SNP member suspended over abuse
An SNP member has been suspended from the party after directing foul-mouthed homophobic abuse at Scottish Conservative leader Ruth Davidson on Twitter.
First Minister Nicola Sturgeon condemned the abuse during First Minister's Questions at Holyrood, and confirmed the individual responsible has been identified and suspended from membership.
The abuse, which is littered with expletives attacking Ms Davidson's sexuality, was posted on the Twitter profile Laird O'Callaghan, under the username @SparkyBhoyHH.
Speaking at Holyrood, Ms Sturgeon said she wanted to take the opportunity to "condemn unreservedly the vile homophobic abuse that was being directed at Ruth Davidson on Twitter last night and this morning".
She told MSPs: "The individual in question in that case has been identified and this morning suspended from membership of the SNP pending full disciplinary processes."
The abuse was met with almost universal criticism by Twitter users from across the political spectrum and Scottish society.
SNP international development minister Humza Yousaf said: "Utterly disgraceful.
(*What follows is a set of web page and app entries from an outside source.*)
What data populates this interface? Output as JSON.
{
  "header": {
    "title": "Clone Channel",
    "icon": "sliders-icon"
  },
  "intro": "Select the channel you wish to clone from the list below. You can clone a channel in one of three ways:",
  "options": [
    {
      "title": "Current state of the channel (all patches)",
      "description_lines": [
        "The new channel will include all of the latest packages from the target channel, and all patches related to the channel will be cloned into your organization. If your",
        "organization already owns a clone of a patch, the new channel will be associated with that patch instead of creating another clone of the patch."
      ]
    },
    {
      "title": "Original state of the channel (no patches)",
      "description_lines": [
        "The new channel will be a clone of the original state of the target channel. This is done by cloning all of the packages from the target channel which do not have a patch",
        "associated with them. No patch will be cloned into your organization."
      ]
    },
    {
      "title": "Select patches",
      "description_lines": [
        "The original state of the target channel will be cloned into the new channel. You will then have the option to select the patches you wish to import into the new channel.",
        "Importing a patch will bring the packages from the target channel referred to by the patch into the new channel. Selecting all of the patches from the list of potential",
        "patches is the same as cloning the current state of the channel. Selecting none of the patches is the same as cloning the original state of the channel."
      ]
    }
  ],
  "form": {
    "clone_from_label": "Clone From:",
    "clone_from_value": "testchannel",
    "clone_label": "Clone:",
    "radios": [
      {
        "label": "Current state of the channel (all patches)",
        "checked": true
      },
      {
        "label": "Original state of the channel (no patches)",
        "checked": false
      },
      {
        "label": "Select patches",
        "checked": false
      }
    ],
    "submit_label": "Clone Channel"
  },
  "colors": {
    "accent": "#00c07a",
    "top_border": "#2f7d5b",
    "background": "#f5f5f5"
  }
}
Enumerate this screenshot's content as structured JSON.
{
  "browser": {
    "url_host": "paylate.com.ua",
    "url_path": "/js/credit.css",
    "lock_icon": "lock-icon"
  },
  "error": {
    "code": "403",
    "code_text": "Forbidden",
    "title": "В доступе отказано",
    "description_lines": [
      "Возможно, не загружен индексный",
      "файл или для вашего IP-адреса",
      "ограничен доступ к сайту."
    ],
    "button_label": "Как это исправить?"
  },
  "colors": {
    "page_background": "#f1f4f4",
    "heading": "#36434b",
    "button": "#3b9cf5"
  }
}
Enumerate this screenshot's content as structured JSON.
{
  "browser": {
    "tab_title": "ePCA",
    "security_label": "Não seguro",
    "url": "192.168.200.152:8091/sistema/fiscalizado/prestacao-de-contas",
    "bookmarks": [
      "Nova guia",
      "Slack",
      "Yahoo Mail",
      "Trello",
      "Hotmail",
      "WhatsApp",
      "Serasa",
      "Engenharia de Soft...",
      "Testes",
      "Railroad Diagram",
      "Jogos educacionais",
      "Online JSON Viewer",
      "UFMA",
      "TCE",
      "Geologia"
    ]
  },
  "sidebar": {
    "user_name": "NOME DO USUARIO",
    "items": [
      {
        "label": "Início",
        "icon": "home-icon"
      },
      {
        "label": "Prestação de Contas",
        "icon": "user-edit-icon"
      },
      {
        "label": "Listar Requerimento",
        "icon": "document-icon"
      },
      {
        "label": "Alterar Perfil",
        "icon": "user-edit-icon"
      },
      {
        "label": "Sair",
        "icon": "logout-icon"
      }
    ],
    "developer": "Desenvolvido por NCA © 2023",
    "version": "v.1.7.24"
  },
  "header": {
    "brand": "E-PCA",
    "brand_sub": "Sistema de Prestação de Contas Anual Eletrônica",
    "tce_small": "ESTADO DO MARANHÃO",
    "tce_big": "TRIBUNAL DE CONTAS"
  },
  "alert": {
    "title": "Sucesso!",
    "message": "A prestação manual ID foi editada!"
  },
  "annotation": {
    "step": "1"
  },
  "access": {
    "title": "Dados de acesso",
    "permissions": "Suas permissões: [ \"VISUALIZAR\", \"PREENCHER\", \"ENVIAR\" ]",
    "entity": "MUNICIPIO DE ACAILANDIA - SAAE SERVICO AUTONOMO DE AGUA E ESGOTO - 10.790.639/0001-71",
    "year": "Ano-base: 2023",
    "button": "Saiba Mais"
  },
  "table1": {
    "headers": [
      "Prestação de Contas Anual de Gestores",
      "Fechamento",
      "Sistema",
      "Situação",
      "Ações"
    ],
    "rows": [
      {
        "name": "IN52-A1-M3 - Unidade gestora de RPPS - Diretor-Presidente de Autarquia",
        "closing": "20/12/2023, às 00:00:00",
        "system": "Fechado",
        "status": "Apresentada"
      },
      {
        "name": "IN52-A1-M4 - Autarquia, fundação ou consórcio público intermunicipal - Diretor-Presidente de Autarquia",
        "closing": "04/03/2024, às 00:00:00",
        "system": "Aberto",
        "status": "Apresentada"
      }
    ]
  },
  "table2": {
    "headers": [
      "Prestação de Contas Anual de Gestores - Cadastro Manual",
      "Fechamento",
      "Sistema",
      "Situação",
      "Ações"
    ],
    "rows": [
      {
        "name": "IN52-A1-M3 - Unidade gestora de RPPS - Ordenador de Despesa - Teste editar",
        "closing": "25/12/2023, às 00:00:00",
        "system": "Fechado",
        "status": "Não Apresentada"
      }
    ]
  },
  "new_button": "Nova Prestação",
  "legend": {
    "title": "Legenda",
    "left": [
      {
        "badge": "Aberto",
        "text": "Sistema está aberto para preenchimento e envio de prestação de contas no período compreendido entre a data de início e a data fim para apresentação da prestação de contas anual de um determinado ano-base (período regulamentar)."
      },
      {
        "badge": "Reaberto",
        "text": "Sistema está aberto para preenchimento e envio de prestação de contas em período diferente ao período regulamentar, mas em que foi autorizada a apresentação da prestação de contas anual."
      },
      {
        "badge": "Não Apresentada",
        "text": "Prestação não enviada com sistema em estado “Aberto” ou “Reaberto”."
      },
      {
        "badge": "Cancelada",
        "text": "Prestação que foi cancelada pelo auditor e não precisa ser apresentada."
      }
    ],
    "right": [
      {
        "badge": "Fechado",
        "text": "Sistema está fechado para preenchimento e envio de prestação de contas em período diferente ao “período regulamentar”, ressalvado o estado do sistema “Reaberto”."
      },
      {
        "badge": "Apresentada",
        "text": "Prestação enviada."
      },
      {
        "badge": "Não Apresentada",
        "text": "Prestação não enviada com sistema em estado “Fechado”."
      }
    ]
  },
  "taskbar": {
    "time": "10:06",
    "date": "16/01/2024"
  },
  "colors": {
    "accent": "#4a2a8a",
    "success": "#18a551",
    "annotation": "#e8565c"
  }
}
Will investigate if member. Personally will push for expulsion. Zero-tolerance homophobia."
Human rights lawyer Aamer Anwar, an SNP member and prominent independence supporter, said Police Scotland should "pay him a visit".
He said: "That was a vile attack. Homophobia, sectarianism, racism, no difference - you should never have to put up with it."
Twitter users have published a name and photograph of a man they have identified as O'Callaghan.
In response, O'Callaghan said: "Boohoo, support the woman that hates Scotland and supported no. She is a gobby Tory. She is well off, she hates working class, she loves (David) Cameron."
In a statement, Ms Davidson said: "I'm not the only politician who gets abuse online.
"I've previously condemned those who have racially abused Humza Yousaf as well as the torrents of sexism and misogyny aimed at the First Minister.
"A significant proportion of the abuse I receive is homophobic, and I make a point of calling out a selection of such tweets every few weeks.
"It's important for me that young LGBT people can see that such abuse doesn't have to be borne.
"It's not OK. People don't have to just sit there and take it. You are allowed to challenge it.
"It is heartening to me that so many people online agree that challenging someone's politics is healthy but abusing them for their race, colour, gender, sexuality or other area of themselves is simply unacceptable."
Ms Sturgeon also told MSPs that David Coburn, the Ukip MEP who likened Mr Yousaf to the convicted terrorist Abu Hamza, was not fit to be an elected representative.
MSPs last night voted unanimously to condemn the recent comments by Mr Coburn, who is reported to have said, ''Humza Yousaf, or as I call him, Abu Hamza".
Ms Sturgeon said his remarks were "utterly reprehensible".
"The Scottish Parliament yesterday stood in solidarity with our friend and colleague Humza Yousaf and voted unanimously to censor Mr Coburn," she said.
"My clear view is that he is simply not fit to represent the people of Scotland in the European Parliament or anywhere else."
Ukip leader Nigel Farage said Mr Coburn, who was elected as an MEP last May, had been ''telling a joke in poor taste''.
Mr Farage added he was not ''terribly exercised'' about the row and acknowledged ''people do make mistakes''.
Colin Macfarlane, director of equality charity Stonewall Scotland, said: "We welcome the First Minister's strong condemnation of the homophobic abuse aimed at Ruth Davidson MSP online and the SNP's decision to suspend the party member pending an investigation.
"The vile and offensive language aimed at Ms Davidson is unacceptable."
Ms Davidson later wrote on Twitter that the individual responsible for the abuse had phoned her office to apologise.
She said: "Showed genuine contrition and says he won't make anti-gay statements again. I accepted his apology."
A Conservative spokesman confirmed that Ms Davidson did not intend to pursue the matter further.